Chopin’s use of literary devices such as imagery, irony, foreshadowing and symbolism perfectly carves out the conditional love of Armand for Désirée and their child; however, Chopin uses these same devices to enhance the unconditional love of Désirée’s mother for her daughter and grandchild. Armand’s love for Désirée is the epitome of conditional love. This is prevalent throughout the story - from the moment he falls in love with her until the moment he banishes her from his home and his life. Initially, Armand is struck by love so suddenly, it seems nearly impossible: “...as if struck by a pistol shot” (1). The simple imagery used her foreshadows the inevitable quick disappearance of Armand’s love as it creates a stigma of provisionalism in his emotions.
However, Joan soon won him over when she identified him correctly, dressed in disguise, in a crowd of members from his court. Joan and Charles had a private conversation. It is said that in this conversation Joan talked about great details of a prayer Charles had said to God in an attempt to save France. Still unsure of Joan, Charles made well-known theologians examine her, yet they reported to have found nothing unusual with Joan, only piety, chastity, and humility. In May 1428, Joan’s visions led her to believe she had to go to Vaucouleurs and approach Robert de Baudricourt, the troop's commander and a supporter of Charles.
Abigail Adams writes a letter to her reluctant son while he is off at sea to visit France with his father in 1780. She makes it very clear that he should not mess up this opportunity by stating reasons that she knows what is in his best interest. This works for John because she knows he will obey his mother and do as she says. She uses these ways to show her son that she knows what is best for her son. In her letter, the message that she wanted to transfer was clear--she wanted to tell her son to not ruin the opportunity that was at stake.

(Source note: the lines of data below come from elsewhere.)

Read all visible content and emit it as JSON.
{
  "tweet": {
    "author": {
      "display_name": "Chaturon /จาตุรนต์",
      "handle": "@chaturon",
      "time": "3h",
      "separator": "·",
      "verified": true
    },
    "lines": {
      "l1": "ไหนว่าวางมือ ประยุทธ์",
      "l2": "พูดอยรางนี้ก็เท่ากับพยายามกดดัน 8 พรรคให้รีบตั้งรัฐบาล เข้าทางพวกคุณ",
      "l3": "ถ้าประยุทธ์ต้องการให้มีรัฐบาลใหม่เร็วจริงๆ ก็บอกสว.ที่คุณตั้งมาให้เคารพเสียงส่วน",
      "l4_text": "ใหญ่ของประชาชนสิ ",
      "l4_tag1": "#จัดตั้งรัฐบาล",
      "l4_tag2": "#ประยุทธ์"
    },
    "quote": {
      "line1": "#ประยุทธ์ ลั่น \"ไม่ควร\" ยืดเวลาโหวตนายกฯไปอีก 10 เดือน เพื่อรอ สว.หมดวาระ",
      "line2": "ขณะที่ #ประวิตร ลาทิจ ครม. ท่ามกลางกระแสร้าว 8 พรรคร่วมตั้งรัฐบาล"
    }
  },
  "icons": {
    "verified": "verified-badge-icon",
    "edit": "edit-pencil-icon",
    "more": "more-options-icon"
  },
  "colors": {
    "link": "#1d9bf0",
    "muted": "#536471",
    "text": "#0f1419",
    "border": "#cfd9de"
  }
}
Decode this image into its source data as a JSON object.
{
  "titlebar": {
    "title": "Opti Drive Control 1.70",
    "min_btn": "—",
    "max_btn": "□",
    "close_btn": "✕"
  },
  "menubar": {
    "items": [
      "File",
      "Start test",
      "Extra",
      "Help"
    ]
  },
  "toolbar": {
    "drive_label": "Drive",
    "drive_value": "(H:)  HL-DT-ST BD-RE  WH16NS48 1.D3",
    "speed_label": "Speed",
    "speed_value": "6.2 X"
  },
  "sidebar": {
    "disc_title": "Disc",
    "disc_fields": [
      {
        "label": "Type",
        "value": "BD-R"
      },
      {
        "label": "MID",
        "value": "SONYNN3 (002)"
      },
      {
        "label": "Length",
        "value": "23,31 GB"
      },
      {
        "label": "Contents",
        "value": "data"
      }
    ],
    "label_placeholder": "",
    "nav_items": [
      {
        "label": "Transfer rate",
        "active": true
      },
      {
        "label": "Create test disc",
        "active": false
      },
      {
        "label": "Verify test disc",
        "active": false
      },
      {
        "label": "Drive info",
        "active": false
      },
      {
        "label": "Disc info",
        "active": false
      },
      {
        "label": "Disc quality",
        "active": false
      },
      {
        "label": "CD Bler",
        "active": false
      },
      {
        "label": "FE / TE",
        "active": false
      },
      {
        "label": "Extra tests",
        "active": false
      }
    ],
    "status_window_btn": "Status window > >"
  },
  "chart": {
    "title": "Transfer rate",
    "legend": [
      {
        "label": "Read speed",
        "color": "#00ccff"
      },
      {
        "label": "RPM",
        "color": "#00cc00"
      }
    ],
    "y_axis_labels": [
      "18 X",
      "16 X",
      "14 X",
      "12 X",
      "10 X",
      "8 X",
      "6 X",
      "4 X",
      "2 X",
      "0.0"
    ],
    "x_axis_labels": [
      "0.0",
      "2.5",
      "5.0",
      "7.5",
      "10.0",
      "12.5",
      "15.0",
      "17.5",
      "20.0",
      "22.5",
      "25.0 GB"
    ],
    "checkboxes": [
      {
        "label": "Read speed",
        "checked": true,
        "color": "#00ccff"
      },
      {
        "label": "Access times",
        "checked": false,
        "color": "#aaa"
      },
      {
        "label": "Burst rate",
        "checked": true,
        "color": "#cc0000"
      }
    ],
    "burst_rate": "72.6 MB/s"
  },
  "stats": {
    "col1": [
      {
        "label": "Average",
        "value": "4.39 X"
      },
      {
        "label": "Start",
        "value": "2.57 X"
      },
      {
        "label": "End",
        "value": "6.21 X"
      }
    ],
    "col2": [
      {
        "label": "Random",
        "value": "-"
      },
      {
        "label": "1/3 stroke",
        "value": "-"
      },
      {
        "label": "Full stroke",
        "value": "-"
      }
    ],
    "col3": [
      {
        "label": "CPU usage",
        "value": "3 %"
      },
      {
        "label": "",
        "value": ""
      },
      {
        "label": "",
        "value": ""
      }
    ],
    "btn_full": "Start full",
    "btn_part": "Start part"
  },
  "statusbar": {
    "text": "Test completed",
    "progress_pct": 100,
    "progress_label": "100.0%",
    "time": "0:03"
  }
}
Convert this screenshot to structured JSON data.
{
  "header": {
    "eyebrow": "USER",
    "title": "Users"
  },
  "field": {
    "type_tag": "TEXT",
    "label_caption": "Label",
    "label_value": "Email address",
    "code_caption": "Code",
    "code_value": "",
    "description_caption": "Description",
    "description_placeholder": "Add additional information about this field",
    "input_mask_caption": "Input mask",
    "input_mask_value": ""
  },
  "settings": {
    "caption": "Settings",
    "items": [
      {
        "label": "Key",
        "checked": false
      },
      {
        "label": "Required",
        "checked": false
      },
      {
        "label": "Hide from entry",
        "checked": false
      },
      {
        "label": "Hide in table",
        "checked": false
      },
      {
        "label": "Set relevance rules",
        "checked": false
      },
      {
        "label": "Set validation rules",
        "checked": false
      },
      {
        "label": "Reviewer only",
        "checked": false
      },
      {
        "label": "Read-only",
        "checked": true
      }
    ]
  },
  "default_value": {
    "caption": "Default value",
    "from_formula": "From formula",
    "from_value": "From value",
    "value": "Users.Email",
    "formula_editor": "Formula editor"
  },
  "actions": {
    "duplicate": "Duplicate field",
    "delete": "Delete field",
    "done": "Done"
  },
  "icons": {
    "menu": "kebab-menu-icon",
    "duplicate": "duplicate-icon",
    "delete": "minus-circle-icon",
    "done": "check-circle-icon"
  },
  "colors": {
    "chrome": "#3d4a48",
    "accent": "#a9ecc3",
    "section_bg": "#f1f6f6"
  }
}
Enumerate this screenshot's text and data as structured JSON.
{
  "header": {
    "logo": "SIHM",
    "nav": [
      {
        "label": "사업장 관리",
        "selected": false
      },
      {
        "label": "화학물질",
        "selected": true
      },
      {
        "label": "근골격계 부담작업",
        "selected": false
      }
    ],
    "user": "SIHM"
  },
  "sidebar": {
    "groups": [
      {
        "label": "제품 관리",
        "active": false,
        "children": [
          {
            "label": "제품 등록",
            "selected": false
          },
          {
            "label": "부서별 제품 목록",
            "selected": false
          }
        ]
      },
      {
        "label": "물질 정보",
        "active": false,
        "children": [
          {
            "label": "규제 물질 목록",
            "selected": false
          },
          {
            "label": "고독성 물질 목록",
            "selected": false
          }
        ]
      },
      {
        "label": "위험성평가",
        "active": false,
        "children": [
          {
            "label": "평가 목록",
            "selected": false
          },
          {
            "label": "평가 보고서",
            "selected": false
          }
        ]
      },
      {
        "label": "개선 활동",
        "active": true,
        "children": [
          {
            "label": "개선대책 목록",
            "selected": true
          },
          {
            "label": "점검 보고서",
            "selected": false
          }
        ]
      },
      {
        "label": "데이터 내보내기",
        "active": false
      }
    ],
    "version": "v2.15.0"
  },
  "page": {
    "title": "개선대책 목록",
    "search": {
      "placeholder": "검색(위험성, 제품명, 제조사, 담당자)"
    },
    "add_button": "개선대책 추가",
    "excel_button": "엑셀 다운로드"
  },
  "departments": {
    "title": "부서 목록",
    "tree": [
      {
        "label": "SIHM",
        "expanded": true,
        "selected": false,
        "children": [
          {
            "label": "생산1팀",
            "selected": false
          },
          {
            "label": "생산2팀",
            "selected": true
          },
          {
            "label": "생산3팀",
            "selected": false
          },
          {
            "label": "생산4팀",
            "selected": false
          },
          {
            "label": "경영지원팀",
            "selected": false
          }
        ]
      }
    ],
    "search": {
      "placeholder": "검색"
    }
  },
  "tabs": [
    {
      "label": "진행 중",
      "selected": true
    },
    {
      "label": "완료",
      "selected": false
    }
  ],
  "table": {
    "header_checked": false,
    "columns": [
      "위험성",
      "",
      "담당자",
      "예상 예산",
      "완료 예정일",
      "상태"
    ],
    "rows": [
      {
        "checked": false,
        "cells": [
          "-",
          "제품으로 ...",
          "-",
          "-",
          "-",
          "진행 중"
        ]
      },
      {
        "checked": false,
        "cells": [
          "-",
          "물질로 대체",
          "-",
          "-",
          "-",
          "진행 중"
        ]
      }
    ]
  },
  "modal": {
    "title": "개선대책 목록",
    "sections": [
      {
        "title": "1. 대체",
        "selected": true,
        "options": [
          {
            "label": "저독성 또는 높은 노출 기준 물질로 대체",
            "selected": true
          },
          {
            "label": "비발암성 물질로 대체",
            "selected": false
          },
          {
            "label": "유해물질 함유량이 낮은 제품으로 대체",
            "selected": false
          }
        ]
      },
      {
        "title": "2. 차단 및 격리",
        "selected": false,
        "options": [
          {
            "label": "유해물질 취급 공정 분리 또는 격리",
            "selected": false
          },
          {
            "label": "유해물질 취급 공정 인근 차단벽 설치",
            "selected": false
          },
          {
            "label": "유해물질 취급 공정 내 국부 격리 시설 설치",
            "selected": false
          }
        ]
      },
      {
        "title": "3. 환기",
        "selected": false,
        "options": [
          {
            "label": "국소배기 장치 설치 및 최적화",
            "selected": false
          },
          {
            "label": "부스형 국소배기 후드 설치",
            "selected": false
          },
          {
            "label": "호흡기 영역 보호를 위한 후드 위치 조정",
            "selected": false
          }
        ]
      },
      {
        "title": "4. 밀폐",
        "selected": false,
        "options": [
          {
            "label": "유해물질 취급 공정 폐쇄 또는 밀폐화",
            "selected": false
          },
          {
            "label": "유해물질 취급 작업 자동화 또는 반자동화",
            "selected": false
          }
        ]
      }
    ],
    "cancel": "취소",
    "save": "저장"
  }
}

Abigail Adams wrote a letter to her son, John Quincy Adams, while he was traveling in France with his father. In her letter, it’s obvious that she cares a great amount for her son. She writes words of wisdom to him and shares her knowledge. She tells him that she hopes he gets every bit of experience, wisdom and adventure that he can out of his trip. In her letter, Adams compared a traveler to a river.
In 1780, Abigail Adams wrote a letter to her son John Adams who at the time was traveling overseas with his father who was a U.S diplomat. She is writing to her son, hoping to convince him of travel and diligence. Adam conveys her message in a concerning,motherly tone to promote her son or at least invoke though in him about using what 's provided to him to improve his livelihood. Adams expresses her concern and interest of her son 's life by appealing to his affection towards her. She starts the letter with “MY DEAR SON” this is to provide a kind, caring and loving feeling to her words.
Abigail Adams is writing to her son who is voyaging with his father. At this time her son, John Quincy Adams, is a U.S. diplomat headed to France. In this letter she is telling him to be careful and do good work. To be good man and make his family proud and bring honor to his country. She uses very high level of words to help set the tone of a stern, concerned mother.